We see in the passages above what harm just our words can do. The old children's verse that says, "words can never hurt me", is simply not true. The Bible says our words can set something on fire. Words can set on fire our husbands emotions! A woman is told to have a "meek and quiet spirit" and that the Lord esteems this trait very highly. Notice also in the passage in I Peter 3 that this highly esteemed trait is spoken of in the marriage setting.

Too many women in our world today have no idea how to apply the instruction to have a "meek and quiet spirit". Saved women usually will say that they themselves do practice this instruction, especially in their homes. My husband has known of quite a few women to say that they do practice this. Yet he knows them and their husbands and knows that their husbands say the opposite of them. Women, we usually do not see our own faults! The Bible says "Every way of a man is right in his own eyes: but the LORD pondereth the hearts." (Proverbs 21:2)

When a woman questions her husband with, "Why did you ____?", and "Why did you not _____?", she is not using discretion with her words. This immediately puts her husband on the defensive and his next move will not be to answer her question but to reestablish his authority. Thus the struggle begins again. He may then act out in ways to force his authority on his wife. To question a husband is to question his authority. To demand of a husband does the same thing. Women will often say that they do not demand of their husbands. Yet they will tell their husband what they must do or what they expect of them and add a little "please" in the sentence thinking this will cover the bruntness of their demand. A "Please do not do that anymore!" is not submissive. It is demanding in its own way. It does not reflect a meek and quiet spirit.

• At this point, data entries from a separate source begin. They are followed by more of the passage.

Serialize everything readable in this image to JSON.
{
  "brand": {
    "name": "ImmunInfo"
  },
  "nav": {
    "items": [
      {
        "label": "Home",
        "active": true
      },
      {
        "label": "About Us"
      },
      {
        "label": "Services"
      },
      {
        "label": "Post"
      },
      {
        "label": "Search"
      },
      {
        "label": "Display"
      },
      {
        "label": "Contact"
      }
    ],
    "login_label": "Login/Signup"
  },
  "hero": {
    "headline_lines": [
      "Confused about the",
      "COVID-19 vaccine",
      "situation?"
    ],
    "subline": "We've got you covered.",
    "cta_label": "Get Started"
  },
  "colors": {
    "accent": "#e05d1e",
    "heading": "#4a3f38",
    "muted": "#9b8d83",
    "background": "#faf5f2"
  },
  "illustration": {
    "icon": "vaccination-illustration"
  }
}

Esther was careful with her words. When approaching her husband, she always said, "If I have found favor in thy sight...", and, "If it please the king to grant my petition... " She always prefaced her questions or requests, with "if, if, if". Then after this submissive preface, she stated her request. Never did Esther make a demand of her husband, and never did she accuse him of wrong doing. She found a way to merely state the facts while always practicing this godly, submissive attitude.


Most men, even unsaved husbands, as Esther's was, will respond to a godly, submissive wife who very discreetly and very submissively presents her problem to him. In fact, most men WANT their wives' input. They know they don't have all the facts on every situation and they know they need this input from their wives. We must never assume that submission is never giving an opinion or helpful information, ideas and thoughts. It all depends on what the particular situation is, and also on how the wife presents her point of view.

We can see that Esther did not barge in on her husband and demand to be heard. Neither did she immediately give him a piece of her mind. She used discretion. Esther approached her husband in such a submissive way that his heart was first softened, causing him to want to listen to her. This caused him to then greatly desire to hear her request. Then and only then did she begin to share the burden on her heart.

After she had proved her submissiveness, Esther's husband was willing to give her whatever her request was, knowing she would not abuse his trust.

The story of Esther shows us that we most certainly can talk with our husbands about problems, and communicate effectively with them without overstepping our bounds. We must always apply the wisdom and instruction the Lord has given us through His Word.

We also must not forget that there is an even greater reason to be the wives the Lord would have us to be, and it has to do with the cause of Christ. This passage speaks for itself:

"...teach the young women to be sober, to love their husbands, to love their children, To be discreet, chaste, keepers at home, good, obedient to their own husbands, that the word of God be not blasphemed."(Titus 2:4-5)

May God's Word be honored in our lives!

Mary Atwood
Grace Bible Church